Travel Blogs from Snowshoe
After lunch, we got on VA-39 and headed west into West Virginia. In Marlinton, we turned onto US-219 south and then right onto WV-55 west into Monongahela National Forest. Upon entering the forest, we finally started seeing snow accumulation on the ground. The road had been plowed, but was still a little slushy. In about 11 miles, we turned into the entrance for Falls of Hills Creek Scenic Area. The short forest road to the parking area had not been plowed, ...
... the fact that all of the headend weight rests on driven wheels makes for an enormously powerful, if slow-moving engine.
That makes it easy to chase... as long as there are roads and vistas. Those are in somewhat scant supply but not so scarce or hard to reach as to deny us a gratifying morning of picture taking. One of the vistas was at a swinging bridge that spanned the Greenbrier River. We took pictures of the bridge, and ljw went ...

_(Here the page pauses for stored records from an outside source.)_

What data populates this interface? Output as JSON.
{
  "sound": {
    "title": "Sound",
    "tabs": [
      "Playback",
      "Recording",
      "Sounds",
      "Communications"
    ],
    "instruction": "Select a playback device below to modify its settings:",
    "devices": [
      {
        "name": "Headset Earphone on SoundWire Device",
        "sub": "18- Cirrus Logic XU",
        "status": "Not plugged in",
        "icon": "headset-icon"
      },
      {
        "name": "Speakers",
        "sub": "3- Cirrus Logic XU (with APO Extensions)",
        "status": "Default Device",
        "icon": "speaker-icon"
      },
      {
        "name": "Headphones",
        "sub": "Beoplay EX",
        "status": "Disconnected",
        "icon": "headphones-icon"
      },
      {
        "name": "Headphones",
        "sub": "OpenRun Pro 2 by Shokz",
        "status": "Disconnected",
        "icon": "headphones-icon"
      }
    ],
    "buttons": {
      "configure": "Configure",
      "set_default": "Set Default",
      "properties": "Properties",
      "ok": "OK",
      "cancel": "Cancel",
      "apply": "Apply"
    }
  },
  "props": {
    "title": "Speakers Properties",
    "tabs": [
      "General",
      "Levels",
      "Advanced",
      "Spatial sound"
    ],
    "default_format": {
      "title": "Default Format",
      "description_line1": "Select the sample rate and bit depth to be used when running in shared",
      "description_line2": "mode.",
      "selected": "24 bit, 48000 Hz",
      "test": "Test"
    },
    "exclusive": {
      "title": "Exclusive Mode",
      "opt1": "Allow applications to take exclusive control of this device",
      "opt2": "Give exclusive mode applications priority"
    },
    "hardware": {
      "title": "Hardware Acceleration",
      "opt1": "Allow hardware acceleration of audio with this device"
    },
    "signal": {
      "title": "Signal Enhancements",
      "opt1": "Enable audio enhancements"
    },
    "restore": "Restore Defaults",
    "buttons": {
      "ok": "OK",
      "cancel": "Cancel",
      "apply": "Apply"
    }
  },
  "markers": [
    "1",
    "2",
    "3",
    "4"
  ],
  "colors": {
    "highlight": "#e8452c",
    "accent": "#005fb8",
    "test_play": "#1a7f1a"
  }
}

... hold the camera steady while standing on a movable bridge so we took the train pics from solid ground. Then we rode the afternoon departure which included two restored Wabash cabooses now rented as overnite (or longer) lodging at the end of the (currently) usable track, about 10 miles from the terminal. It's a pretty ride, with plenty of curves to offer additional photo opportunities. The cabooses get set off on stub tracks beside the Greenbrier River... and then it's back to ...
This has been a mostly very good day -- full of excitement, surprise and a partial answer to yesterday's technology woes.
First, a short drive to Cass to see the Cass Scenic Railroad -- one of the reasons for coming this far south on the way to Minnesota. We took pictures of the train in the station, then asked if the train's route crossed the road anywhere where we might be able to get pictures. following the helpful directions, we drove along a beautiful ...
... abut another possible vantage point, but it was on private property. We didn't really
think we had time to get permission and still find the spot in time, but once in the general area, we found a campground with a "welcome" sign. Since we could hear the train's whistle, we drove through the campground on a road that got ever smaller until i suddenly saw what
looked like railroad tracks. I got out of the truck to look, and, sure enough, that's what they ...